[Exercise]
Copy out each line of the listing below that contains the word "JSON".

[Provided entries]
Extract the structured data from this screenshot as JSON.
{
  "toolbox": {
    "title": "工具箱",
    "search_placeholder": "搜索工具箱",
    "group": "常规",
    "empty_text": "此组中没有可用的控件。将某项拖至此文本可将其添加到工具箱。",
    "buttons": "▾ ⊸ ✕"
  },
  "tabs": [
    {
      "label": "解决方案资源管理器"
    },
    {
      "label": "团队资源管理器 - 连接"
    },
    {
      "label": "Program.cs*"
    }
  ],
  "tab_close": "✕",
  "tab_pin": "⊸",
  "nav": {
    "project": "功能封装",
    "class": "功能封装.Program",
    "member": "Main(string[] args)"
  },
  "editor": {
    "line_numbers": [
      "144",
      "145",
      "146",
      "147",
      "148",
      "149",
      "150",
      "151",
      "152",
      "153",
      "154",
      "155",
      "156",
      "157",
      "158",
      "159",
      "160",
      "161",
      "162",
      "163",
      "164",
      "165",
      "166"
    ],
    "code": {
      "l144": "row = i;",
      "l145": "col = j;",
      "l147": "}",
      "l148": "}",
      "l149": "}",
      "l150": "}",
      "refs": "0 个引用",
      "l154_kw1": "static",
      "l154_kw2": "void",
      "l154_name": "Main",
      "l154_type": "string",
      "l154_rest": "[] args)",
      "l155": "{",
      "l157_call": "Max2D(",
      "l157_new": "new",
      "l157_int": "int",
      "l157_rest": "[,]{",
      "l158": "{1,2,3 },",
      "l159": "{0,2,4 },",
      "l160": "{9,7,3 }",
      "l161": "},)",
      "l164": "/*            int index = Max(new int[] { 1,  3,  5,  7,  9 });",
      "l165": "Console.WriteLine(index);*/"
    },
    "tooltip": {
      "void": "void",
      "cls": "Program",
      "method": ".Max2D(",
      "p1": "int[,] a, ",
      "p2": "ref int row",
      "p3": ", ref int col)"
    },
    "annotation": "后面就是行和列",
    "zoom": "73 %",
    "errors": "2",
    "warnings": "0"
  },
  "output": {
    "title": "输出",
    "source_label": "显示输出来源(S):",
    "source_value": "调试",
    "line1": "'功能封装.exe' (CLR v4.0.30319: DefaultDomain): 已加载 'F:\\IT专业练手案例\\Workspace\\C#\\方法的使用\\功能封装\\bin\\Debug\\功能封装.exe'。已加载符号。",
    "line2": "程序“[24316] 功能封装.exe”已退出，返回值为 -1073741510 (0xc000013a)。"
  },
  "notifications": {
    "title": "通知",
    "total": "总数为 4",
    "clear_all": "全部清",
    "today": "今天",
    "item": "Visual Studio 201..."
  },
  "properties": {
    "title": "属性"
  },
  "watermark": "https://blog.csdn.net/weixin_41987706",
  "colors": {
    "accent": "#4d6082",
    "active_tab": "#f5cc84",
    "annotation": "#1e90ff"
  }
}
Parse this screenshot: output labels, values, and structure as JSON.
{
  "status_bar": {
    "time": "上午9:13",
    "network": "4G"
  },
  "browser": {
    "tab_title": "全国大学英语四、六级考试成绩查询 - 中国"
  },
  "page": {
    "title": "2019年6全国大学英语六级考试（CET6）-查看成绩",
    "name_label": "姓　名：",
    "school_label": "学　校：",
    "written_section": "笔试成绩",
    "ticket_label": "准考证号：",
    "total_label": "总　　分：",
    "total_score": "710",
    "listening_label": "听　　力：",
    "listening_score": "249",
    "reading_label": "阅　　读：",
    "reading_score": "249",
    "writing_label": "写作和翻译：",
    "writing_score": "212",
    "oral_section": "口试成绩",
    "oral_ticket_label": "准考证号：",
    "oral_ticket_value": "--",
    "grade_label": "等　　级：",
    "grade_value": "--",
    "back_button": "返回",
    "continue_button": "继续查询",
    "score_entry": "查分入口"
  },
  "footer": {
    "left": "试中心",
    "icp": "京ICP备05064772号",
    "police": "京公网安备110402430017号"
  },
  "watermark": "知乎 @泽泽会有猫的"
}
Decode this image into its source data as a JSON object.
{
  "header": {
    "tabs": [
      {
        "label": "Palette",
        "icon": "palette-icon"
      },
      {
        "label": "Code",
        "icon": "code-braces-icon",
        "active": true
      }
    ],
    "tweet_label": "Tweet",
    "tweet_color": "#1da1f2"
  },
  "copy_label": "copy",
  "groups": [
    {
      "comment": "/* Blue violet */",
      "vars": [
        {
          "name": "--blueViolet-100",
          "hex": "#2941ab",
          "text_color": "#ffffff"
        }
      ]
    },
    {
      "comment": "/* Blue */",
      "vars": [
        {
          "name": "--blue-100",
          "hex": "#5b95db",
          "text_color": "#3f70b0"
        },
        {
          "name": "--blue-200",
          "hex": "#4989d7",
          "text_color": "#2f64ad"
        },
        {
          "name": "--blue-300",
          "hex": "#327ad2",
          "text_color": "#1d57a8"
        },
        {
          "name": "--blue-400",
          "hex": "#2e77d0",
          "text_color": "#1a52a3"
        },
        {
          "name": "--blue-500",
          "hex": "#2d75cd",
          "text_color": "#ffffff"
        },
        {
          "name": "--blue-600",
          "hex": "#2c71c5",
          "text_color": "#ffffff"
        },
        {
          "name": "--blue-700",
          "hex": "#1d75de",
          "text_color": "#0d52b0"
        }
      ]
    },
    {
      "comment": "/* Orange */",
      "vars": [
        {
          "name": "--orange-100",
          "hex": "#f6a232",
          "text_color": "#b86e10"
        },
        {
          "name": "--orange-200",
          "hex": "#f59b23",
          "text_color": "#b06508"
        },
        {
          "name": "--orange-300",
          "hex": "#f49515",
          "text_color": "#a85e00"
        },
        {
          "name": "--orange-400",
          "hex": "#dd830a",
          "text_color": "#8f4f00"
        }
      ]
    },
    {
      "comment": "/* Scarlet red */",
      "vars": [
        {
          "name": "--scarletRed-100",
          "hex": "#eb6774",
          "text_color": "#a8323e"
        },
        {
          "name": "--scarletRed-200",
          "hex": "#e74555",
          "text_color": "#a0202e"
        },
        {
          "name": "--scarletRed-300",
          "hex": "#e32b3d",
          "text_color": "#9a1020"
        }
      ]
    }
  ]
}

[Your response]
Extract the structured data from this screenshot as JSON.
Parse this screenshot: output labels, values, and structure as JSON.
Decode this image into its source data as a JSON object.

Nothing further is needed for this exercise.